- _PROBLEM TO SOLVE_:
Return the data that follows exactly, with each line intact.

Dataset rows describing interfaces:
⟨

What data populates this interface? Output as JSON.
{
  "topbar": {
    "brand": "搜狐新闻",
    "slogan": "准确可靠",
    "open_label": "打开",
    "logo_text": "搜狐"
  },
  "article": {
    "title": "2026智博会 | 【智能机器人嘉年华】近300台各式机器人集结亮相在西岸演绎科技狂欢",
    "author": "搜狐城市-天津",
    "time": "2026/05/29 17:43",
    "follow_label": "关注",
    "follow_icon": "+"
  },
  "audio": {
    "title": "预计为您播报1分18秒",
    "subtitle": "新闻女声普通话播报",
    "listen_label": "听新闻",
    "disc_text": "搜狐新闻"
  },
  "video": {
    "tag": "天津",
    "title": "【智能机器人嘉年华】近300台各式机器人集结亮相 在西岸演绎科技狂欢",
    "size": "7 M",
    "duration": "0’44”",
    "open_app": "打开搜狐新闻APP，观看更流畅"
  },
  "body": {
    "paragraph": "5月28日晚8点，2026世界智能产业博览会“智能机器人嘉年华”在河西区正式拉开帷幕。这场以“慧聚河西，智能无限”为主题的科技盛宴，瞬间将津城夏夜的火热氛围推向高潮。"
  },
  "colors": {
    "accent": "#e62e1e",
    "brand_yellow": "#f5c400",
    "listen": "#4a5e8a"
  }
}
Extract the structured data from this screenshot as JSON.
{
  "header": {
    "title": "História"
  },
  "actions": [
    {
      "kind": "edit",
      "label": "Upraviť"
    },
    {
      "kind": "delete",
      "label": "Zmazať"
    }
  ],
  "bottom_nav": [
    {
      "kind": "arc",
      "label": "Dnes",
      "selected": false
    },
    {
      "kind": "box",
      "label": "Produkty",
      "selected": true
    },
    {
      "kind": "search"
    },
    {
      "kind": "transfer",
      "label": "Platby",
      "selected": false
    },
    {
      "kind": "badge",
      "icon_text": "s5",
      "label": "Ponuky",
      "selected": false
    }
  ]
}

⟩

- _REPLY_:
What data populates this interface? Output as JSON.
{
  "topbar": {
    "brand": "搜狐新闻",
    "slogan": "准确可靠",
    "open_label": "打开",
    "logo_text": "搜狐"
  },
  "article": {
    "title": "2026智博会 | 【智能机器人嘉年华】近300台各式机器人集结亮相在西岸演绎科技狂欢",
    "author": "搜狐城市-天津",
    "time": "2026/05/29 17:43",
    "follow_label": "关注",
    "follow_icon": "+"
  },
  "audio": {
    "title": "预计为您播报1分18秒",
    "subtitle": "新闻女声普通话播报",
    "listen_label": "听新闻",
    "disc_text": "搜狐新闻"
  },
  "video": {
    "tag": "天津",
    "title": "【智能机器人嘉年华】近300台各式机器人集结亮相 在西岸演绎科技狂欢",
    "size": "7 M",
    "duration": "0’44”",
    "open_app": "打开搜狐新闻APP，观看更流畅"
  },
  "body": {
    "paragraph": "5月28日晚8点，2026世界智能产业博览会“智能机器人嘉年华”在河西区正式拉开帷幕。这场以“慧聚河西，智能无限”为主题的科技盛宴，瞬间将津城夏夜的火热氛围推向高潮。"
  },
  "colors": {
    "accent": "#e62e1e",
    "brand_yellow": "#f5c400",
    "listen": "#4a5e8a"
  }
}
Extract the structured data from this screenshot as JSON.
{
  "header": {
    "title": "História"
  },
  "actions": [
    {
      "kind": "edit",
      "label": "Upraviť"
    },
    {
      "kind": "delete",
      "label": "Zmazať"
    }
  ],
  "bottom_nav": [
    {
      "kind": "arc",
      "label": "Dnes",
      "selected": false
    },
    {
      "kind": "box",
      "label": "Produkty",
      "selected": true
    },
    {
      "kind": "search"
    },
    {
      "kind": "transfer",
      "label": "Platby",
      "selected": false
    },
    {
      "kind": "badge",
      "icon_text": "s5",
      "label": "Ponuky",
      "selected": false
    }
  ]
}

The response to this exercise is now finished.